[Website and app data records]
----------

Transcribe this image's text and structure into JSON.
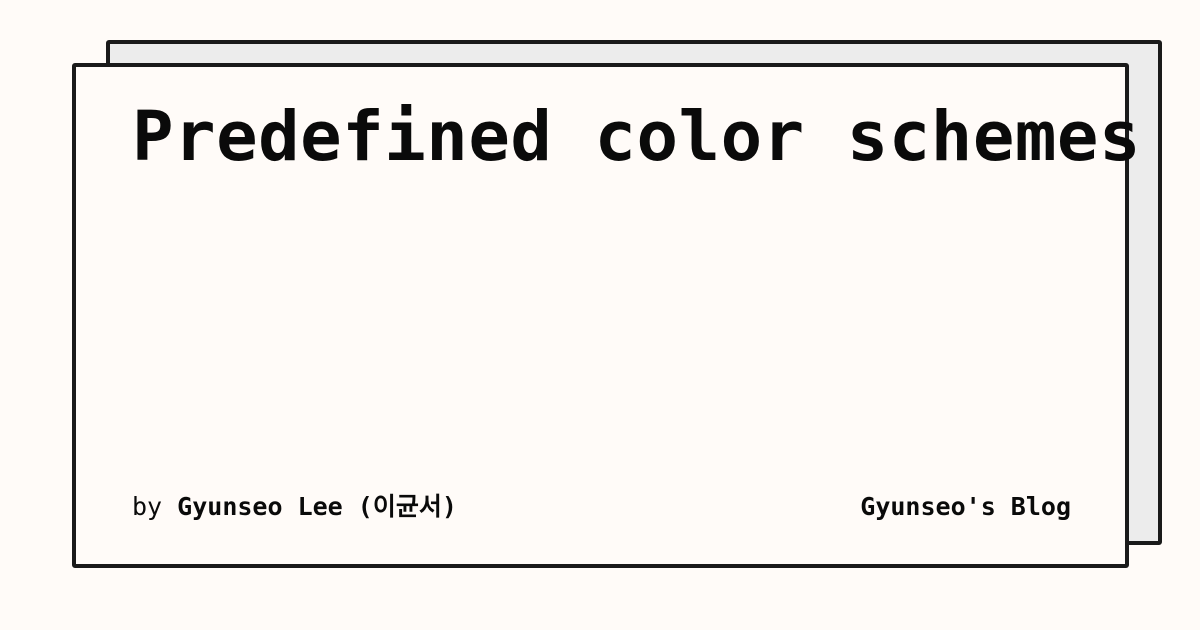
{
  "post": {
    "title": "Predefined color schemes",
    "byline_prefix": "by",
    "author": "Gyunseo Lee (이균서)"
  },
  "blog": {
    "name": "Gyunseo's Blog"
  },
  "colors": {
    "background": "#fffbf8",
    "card": "#fffbf8",
    "shadow_card": "#ececec",
    "border": "#1a1a1a",
    "text": "#0a0a0a"
  }
}
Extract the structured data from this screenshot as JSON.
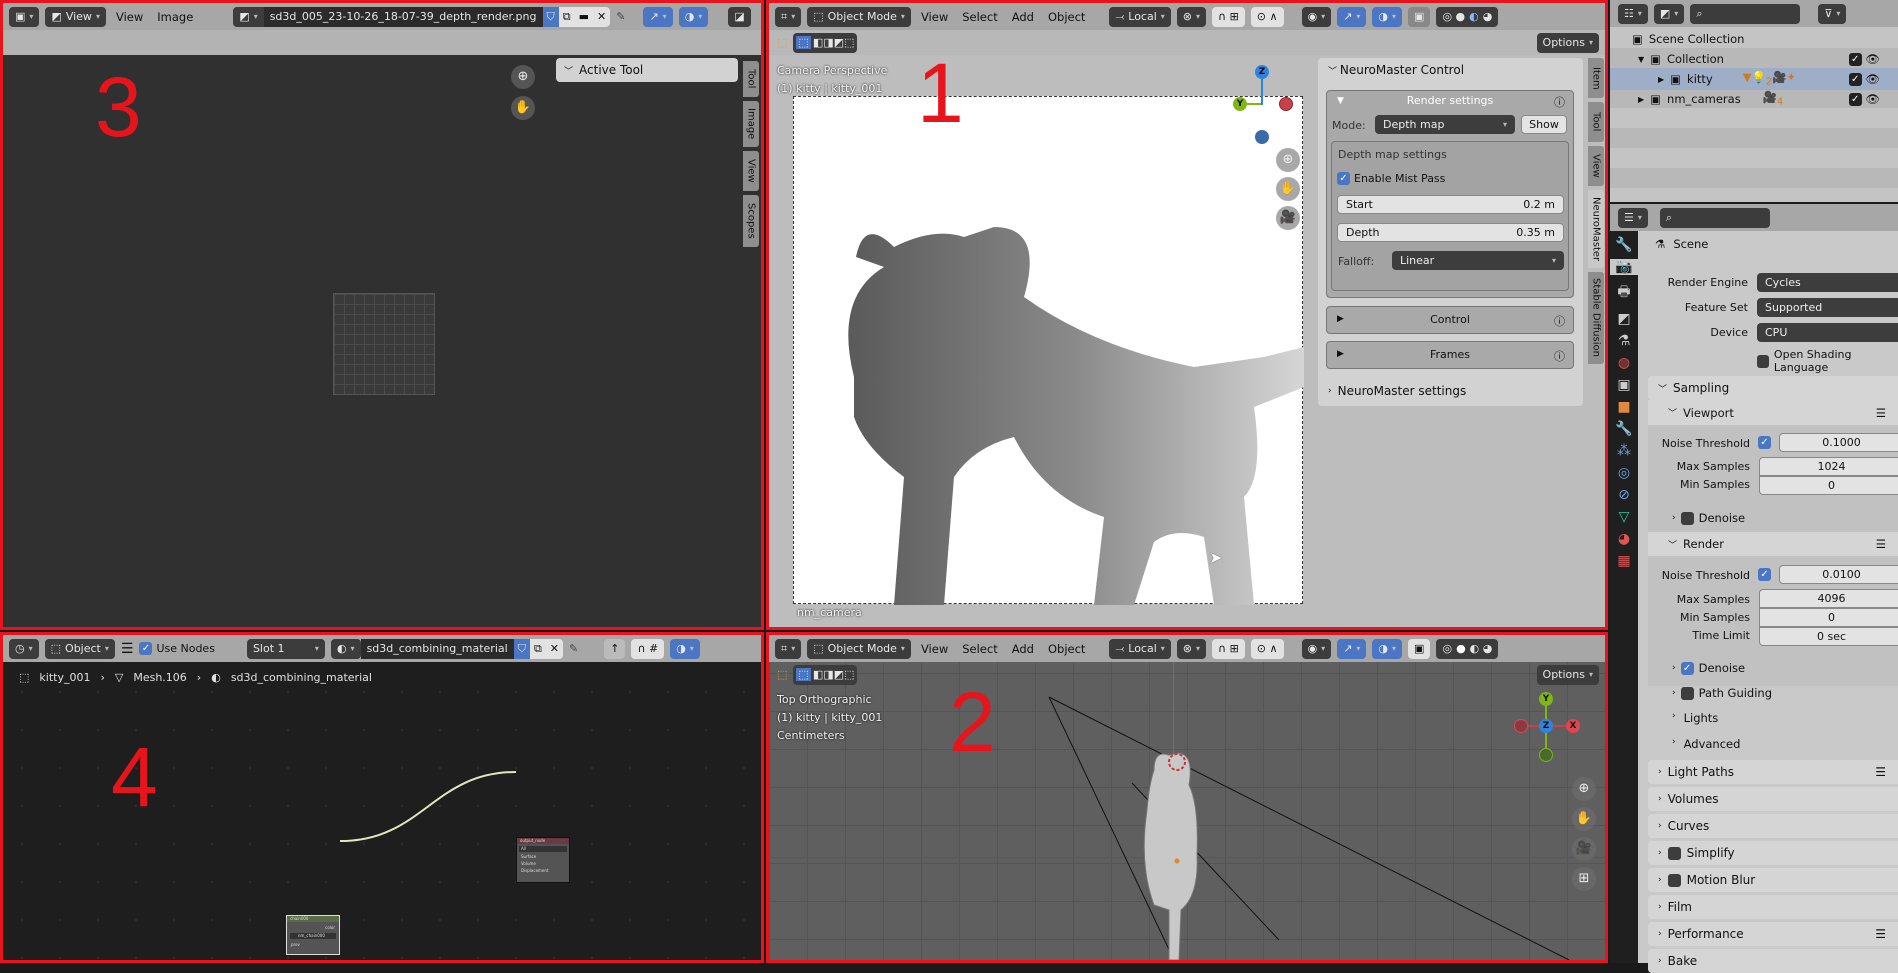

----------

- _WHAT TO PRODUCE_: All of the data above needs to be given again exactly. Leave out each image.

- _OUTPUT FOR THIS EXERCISE_:
Transcribe this image's text and structure into JSON.
{
  "post": {
    "title": "Predefined color schemes",
    "byline_prefix": "by",
    "author": "Gyunseo Lee (이균서)"
  },
  "blog": {
    "name": "Gyunseo's Blog"
  },
  "colors": {
    "background": "#fffbf8",
    "card": "#fffbf8",
    "shadow_card": "#ececec",
    "border": "#1a1a1a",
    "text": "#0a0a0a"
  }
}
Extract the structured data from this screenshot as JSON.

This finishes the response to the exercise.